On the first day, the Host via their International Office’s staff introduced themselves to the cohort, including the history of Kristianstad as formerly a military town with the University grounds and buildings being infantry premises. The Host was a young University, initially offering nursing and teaching courses, but has now expanded to offer many more, such as agriculture, food sciences and engineering.
It has this year become the most popular University for school-leavers in Sweden. After this introduction, the Host’s Vice-Chancellor welcomed us. We were given brief introductions of all participants, elements of Swedish culture such as a fikka (coffee/tea break with snacks, usually delectable Scandinavian pastries), a campus tour and then a tour of the town.
On the second and third days, we split into our Groups. I was in Group E – the Research & Innovation Group, which had 9 participants, of which 3 officers were from the Host and the others were from Universities in Germany, Romania, Portugal, Turkey and the UK (Durham). We all gave presentations about our Universities and engaged in intensive workshops about the issues, challenges and possible solutions to engage students and academics in research/innovation.
We were taken on excursions to visit the Kristianstad Krinova Incubator Science Park and two knowledge exchange business projects – an innovative Swedish fusion food restaurant, Sotnosen’s and a sustainable aquaculture farm, Gardsfisk. We attended a one hour crash course in Swedish and emerged feeling we could say the common niceties like “hej” (hello) and “tak” (thank you).
The Host invited the cohort to a welcome lunch at Metropol, their campus food hall on the first day and a finger-food lunch prepared by their international students on the second day. At this lunch, I discovered my new-found Swedish favourite – the smogastarte and a traditional sweet – the Spettekaka. We were all taken out by the Host to a smorgasboard dinner at Aptit, a restaurant in town that second evening when we had sparkling conversations about Swedish arts and culture.
On the fourth day, we gathered back as a cohort and had a wrap-up session on what each Group had learned and what we would take back to our respective Universities. We exchanged contacts and raised ideas of possible future collaborations.

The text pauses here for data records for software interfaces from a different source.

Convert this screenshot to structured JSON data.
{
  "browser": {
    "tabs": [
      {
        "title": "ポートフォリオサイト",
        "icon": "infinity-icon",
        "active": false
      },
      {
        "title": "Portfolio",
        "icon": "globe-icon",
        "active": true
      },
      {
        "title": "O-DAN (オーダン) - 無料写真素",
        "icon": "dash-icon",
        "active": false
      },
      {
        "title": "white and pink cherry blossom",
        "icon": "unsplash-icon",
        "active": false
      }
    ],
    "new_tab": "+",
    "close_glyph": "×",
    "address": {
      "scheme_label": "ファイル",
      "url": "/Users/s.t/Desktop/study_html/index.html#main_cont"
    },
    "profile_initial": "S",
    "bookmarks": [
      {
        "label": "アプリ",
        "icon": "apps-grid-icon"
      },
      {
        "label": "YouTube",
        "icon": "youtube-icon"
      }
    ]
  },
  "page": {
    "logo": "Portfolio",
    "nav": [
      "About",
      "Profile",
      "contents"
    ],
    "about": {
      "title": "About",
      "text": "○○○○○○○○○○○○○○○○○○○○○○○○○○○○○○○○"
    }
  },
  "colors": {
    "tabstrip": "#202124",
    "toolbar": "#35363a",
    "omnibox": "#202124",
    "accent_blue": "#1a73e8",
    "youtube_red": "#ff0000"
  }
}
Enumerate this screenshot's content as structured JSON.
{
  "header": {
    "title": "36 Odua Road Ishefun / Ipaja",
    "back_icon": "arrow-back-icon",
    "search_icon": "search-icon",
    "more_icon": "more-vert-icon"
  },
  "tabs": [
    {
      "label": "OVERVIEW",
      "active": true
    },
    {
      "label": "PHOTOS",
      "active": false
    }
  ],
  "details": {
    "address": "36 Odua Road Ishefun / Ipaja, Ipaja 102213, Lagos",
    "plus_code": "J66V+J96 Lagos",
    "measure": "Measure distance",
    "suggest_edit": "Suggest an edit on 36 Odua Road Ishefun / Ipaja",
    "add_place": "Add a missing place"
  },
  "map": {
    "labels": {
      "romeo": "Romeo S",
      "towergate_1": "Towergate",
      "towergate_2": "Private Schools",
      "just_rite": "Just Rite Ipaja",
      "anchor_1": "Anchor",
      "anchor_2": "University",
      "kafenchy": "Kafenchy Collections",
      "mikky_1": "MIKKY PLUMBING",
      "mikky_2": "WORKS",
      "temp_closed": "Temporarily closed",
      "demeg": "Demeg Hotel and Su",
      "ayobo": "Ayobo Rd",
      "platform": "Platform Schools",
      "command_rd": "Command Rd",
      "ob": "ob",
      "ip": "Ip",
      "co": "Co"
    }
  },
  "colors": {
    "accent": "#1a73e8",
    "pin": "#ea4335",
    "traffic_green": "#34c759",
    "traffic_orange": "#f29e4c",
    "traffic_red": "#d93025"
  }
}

I had a great experience meeting new people working in similar professional service areas and engaging in Swedish culture and history.
I will be taking back a few practice ideas that will continue to feed into Bournemouth University’s internationalisation and innovative partnerships journey.